The families have experienced a lot of togetherness over the past two years. Adults working from home and kids learning remotely — and people of all ages watching TV and playing video games — mean a lot of electronic devices need to be plugged in or charged.
All of this “may present new electrical safety issues in your home that weren’t there before,” said Electrical Safety Foundation International president Brett Brenner.
According to the ESFI, more than 35,000 residential fires occur each year, resulting in more than 500 deaths, 1,100 injuries and $1.4 billion in property damage. The organization offers simple steps to prevent your home from becoming an electrical hazard.
- Do not overload outlets.
- Unplug devices that are not in use.
- Regularly inspect electrical cords and extension cords to ensure they are not damaged.
- Use extension cords only temporarily – they are not a permanent solution.
- Make sure cords do not become tripping hazards. Do not place them under rugs, carpets, doors or windows.

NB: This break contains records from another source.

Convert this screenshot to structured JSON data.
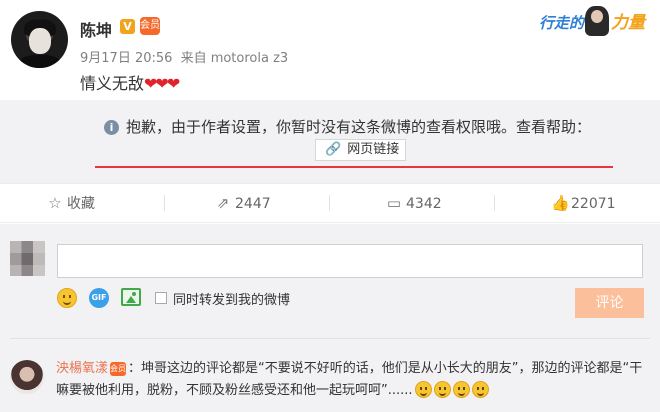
{
  "post": {
    "username": "陈坤",
    "verified_mark": "V",
    "vip_mark": "会员",
    "time": "9月17日 20:56",
    "source": "来自 motorola z3",
    "text": "情义无敌",
    "hearts": "❤❤❤"
  },
  "campaign_banner": {
    "part1": "行走的",
    "part2": "力量"
  },
  "notice": {
    "info_glyph": "i",
    "message": "抱歉，由于作者设置，你暂时没有这条微博的查看权限哦。查看帮助：",
    "link_label": "网页链接",
    "link_glyph": "🔗"
  },
  "actions": {
    "favorite": {
      "icon": "star-icon",
      "glyph": "☆",
      "label": "收藏"
    },
    "repost": {
      "icon": "share-icon",
      "glyph": "⇗",
      "label": "2447"
    },
    "comment": {
      "icon": "comment-icon",
      "glyph": "▭",
      "label": "4342"
    },
    "like": {
      "icon": "thumbs-up-icon",
      "glyph": "👍",
      "label": "22071"
    }
  },
  "composer": {
    "input_value": "",
    "gif_label": "GIF",
    "repost_checkbox_label": "同时转发到我的微博",
    "submit_label": "评论"
  },
  "comments": [
    {
      "name": "泱楊氧漾",
      "badge": "会员",
      "text": "：坤哥这边的评论都是“不要说不好听的话，他们是从小长大的朋友”，那边的评论都是“干嘛要被他利用，脱粉，不顾及粉丝感受还和他一起玩呵呵”......"
    }
  ],
  "colors": {
    "accent_orange": "#eb7350",
    "notice_rule": "#e8373c",
    "submit_disabled": "#fcbf9b",
    "panel_bg": "#f2f2f5"
  }
}
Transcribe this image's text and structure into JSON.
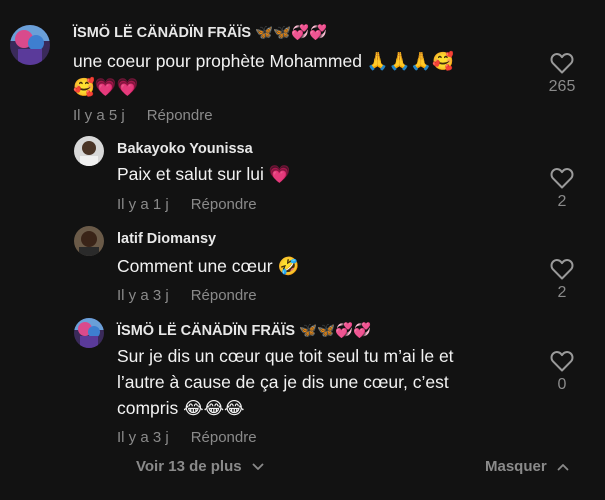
{
  "comments": [
    {
      "author": "ÏSMÖ LË CÄNÄDÏN FRÄÏS 🦋🦋💞💞",
      "line1": "une coeur pour prophète Mohammed 🙏🙏🙏🥰",
      "line2": "🥰💗💗",
      "time": "Il y a 5 j",
      "reply": "Répondre",
      "likes": "265"
    },
    {
      "author": "Bakayoko Younissa",
      "line1": "Paix et salut sur lui 💗",
      "time": "Il y a 1 j",
      "reply": "Répondre",
      "likes": "2"
    },
    {
      "author": "latif Diomansy",
      "line1": "Comment une cœur 🤣",
      "time": "Il y a 3 j",
      "reply": "Répondre",
      "likes": "2"
    },
    {
      "author": "ÏSMÖ LË CÄNÄDÏN FRÄÏS 🦋🦋💞💞",
      "line1": "Sur je dis un cœur que toit seul tu m’ai le et",
      "line2": "l’autre à cause de ça je dis une cœur, c’est",
      "line3": "compris 😂😂😂",
      "time": "Il y a 3 j",
      "reply": "Répondre",
      "likes": "0"
    }
  ],
  "footer": {
    "view_more": "Voir 13 de plus",
    "hide": "Masquer"
  },
  "colors": {
    "background": "#121212",
    "muted": "#8a8a8a",
    "text": "#f2f2f2"
  },
  "icons": [
    "heart-outline-icon",
    "chevron-down-icon",
    "chevron-up-icon"
  ]
}
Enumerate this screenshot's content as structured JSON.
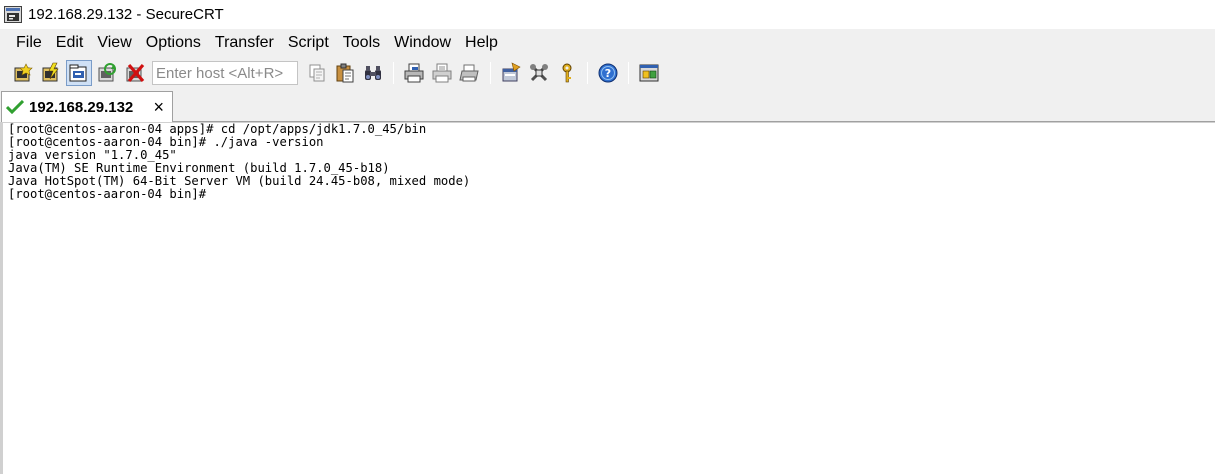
{
  "window": {
    "title": "192.168.29.132 - SecureCRT"
  },
  "menu": [
    "File",
    "Edit",
    "View",
    "Options",
    "Transfer",
    "Script",
    "Tools",
    "Window",
    "Help"
  ],
  "toolbar": {
    "host_placeholder": "Enter host <Alt+R>",
    "icons_left": [
      "connect-icon",
      "quick-connect-icon",
      "connect-in-tab-icon",
      "reconnect-icon",
      "disconnect-icon"
    ],
    "icons_right": [
      "copy-icon",
      "paste-icon",
      "find-icon",
      "print-icon",
      "print-selection-icon",
      "print-setup-icon",
      "session-options-icon",
      "global-options-icon",
      "keymap-icon",
      "help-icon",
      "sftp-icon"
    ]
  },
  "tabs": [
    {
      "label": "192.168.29.132",
      "status": "connected",
      "close": "×"
    }
  ],
  "terminal": {
    "lines": [
      "[root@centos-aaron-04 apps]# cd /opt/apps/jdk1.7.0_45/bin",
      "[root@centos-aaron-04 bin]# ./java -version",
      "java version \"1.7.0_45\"",
      "Java(TM) SE Runtime Environment (build 1.7.0_45-b18)",
      "Java HotSpot(TM) 64-Bit Server VM (build 24.45-b08, mixed mode)",
      "[root@centos-aaron-04 bin]#"
    ]
  }
}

- Keep papers and other combustible objects at least 3 feet away from heaters and heat sources.
- Plug heaters or fans directly into a wall outlet – not an extension cord or power strip.
- Make sure the bulbs in your lamps and light fixtures have the correct wattage.
Here are some signs that your home’s electrical system may be overloaded:
- Frequent blown fuses or tripped circuit breakers
- Lights that turn off when other devices are on
- Humming from outlets or switches
- Discoloration at outlets
- Appliances that seem underpowered
If you’ve noticed any of these issues, it’s time to contact a qualified electrician. Calling in the professionals when needed, as well as making small changes and staying observant, will help keep everyone in the family plugged in safely at home.